Print every record exactly.

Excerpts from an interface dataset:
Start of Block

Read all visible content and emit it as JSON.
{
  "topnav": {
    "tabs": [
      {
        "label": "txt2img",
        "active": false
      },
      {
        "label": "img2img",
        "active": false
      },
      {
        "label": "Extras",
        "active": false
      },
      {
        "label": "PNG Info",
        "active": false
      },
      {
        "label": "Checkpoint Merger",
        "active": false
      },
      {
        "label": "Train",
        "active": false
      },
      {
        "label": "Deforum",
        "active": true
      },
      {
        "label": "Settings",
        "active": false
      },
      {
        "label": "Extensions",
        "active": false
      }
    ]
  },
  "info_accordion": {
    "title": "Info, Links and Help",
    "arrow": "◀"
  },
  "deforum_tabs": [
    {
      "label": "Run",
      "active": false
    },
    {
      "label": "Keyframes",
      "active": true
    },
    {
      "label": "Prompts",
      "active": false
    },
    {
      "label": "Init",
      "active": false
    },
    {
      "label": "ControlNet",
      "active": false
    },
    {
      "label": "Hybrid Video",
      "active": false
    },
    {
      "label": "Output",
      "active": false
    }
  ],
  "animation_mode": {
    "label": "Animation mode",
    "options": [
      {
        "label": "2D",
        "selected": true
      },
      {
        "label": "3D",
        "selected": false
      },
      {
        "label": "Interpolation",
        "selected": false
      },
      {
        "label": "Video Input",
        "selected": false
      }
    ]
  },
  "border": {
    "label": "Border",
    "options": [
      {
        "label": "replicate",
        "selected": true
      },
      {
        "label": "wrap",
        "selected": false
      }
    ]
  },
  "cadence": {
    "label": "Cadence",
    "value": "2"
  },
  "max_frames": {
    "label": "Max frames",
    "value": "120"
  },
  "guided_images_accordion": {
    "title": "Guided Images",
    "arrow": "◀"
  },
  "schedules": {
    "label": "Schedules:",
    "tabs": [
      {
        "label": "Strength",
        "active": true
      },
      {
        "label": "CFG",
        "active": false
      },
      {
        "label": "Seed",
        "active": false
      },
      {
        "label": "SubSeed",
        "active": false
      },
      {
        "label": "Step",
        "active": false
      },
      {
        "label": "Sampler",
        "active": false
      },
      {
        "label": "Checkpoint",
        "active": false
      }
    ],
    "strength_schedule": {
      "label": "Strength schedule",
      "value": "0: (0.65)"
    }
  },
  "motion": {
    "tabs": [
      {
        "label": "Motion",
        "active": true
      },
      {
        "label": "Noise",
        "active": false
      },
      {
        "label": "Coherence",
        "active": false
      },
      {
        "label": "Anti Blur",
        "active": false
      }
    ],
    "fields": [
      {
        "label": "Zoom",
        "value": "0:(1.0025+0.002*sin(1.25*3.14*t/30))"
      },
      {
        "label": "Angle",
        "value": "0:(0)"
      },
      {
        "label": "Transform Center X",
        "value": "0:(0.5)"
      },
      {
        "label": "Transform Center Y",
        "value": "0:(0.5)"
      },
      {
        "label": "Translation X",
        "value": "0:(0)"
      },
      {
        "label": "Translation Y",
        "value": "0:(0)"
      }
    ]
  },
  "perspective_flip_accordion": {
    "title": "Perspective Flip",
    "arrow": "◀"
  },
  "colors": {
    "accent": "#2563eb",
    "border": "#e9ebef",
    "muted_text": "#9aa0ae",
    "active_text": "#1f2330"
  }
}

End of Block

Solution for this problem:
Read all visible content and emit it as JSON.
{
  "topnav": {
    "tabs": [
      {
        "label": "txt2img",
        "active": false
      },
      {
        "label": "img2img",
        "active": false
      },
      {
        "label": "Extras",
        "active": false
      },
      {
        "label": "PNG Info",
        "active": false
      },
      {
        "label": "Checkpoint Merger",
        "active": false
      },
      {
        "label": "Train",
        "active": false
      },
      {
        "label": "Deforum",
        "active": true
      },
      {
        "label": "Settings",
        "active": false
      },
      {
        "label": "Extensions",
        "active": false
      }
    ]
  },
  "info_accordion": {
    "title": "Info, Links and Help",
    "arrow": "◀"
  },
  "deforum_tabs": [
    {
      "label": "Run",
      "active": false
    },
    {
      "label": "Keyframes",
      "active": true
    },
    {
      "label": "Prompts",
      "active": false
    },
    {
      "label": "Init",
      "active": false
    },
    {
      "label": "ControlNet",
      "active": false
    },
    {
      "label": "Hybrid Video",
      "active": false
    },
    {
      "label": "Output",
      "active": false
    }
  ],
  "animation_mode": {
    "label": "Animation mode",
    "options": [
      {
        "label": "2D",
        "selected": true
      },
      {
        "label": "3D",
        "selected": false
      },
      {
        "label": "Interpolation",
        "selected": false
      },
      {
        "label": "Video Input",
        "selected": false
      }
    ]
  },
  "border": {
    "label": "Border",
    "options": [
      {
        "label": "replicate",
        "selected": true
      },
      {
        "label": "wrap",
        "selected": false
      }
    ]
  },
  "cadence": {
    "label": "Cadence",
    "value": "2"
  },
  "max_frames": {
    "label": "Max frames",
    "value": "120"
  },
  "guided_images_accordion": {
    "title": "Guided Images",
    "arrow": "◀"
  },
  "schedules": {
    "label": "Schedules:",
    "tabs": [
      {
        "label": "Strength",
        "active": true
      },
      {
        "label": "CFG",
        "active": false
      },
      {
        "label": "Seed",
        "active": false
      },
      {
        "label": "SubSeed",
        "active": false
      },
      {
        "label": "Step",
        "active": false
      },
      {
        "label": "Sampler",
        "active": false
      },
      {
        "label": "Checkpoint",
        "active": false
      }
    ],
    "strength_schedule": {
      "label": "Strength schedule",
      "value": "0: (0.65)"
    }
  },
  "motion": {
    "tabs": [
      {
        "label": "Motion",
        "active": true
      },
      {
        "label": "Noise",
        "active": false
      },
      {
        "label": "Coherence",
        "active": false
      },
      {
        "label": "Anti Blur",
        "active": false
      }
    ],
    "fields": [
      {
        "label": "Zoom",
        "value": "0:(1.0025+0.002*sin(1.25*3.14*t/30))"
      },
      {
        "label": "Angle",
        "value": "0:(0)"
      },
      {
        "label": "Transform Center X",
        "value": "0:(0.5)"
      },
      {
        "label": "Transform Center Y",
        "value": "0:(0.5)"
      },
      {
        "label": "Translation X",
        "value": "0:(0)"
      },
      {
        "label": "Translation Y",
        "value": "0:(0)"
      }
    ]
  },
  "perspective_flip_accordion": {
    "title": "Perspective Flip",
    "arrow": "◀"
  },
  "colors": {
    "accent": "#2563eb",
    "border": "#e9ebef",
    "muted_text": "#9aa0ae",
    "active_text": "#1f2330"
  }
}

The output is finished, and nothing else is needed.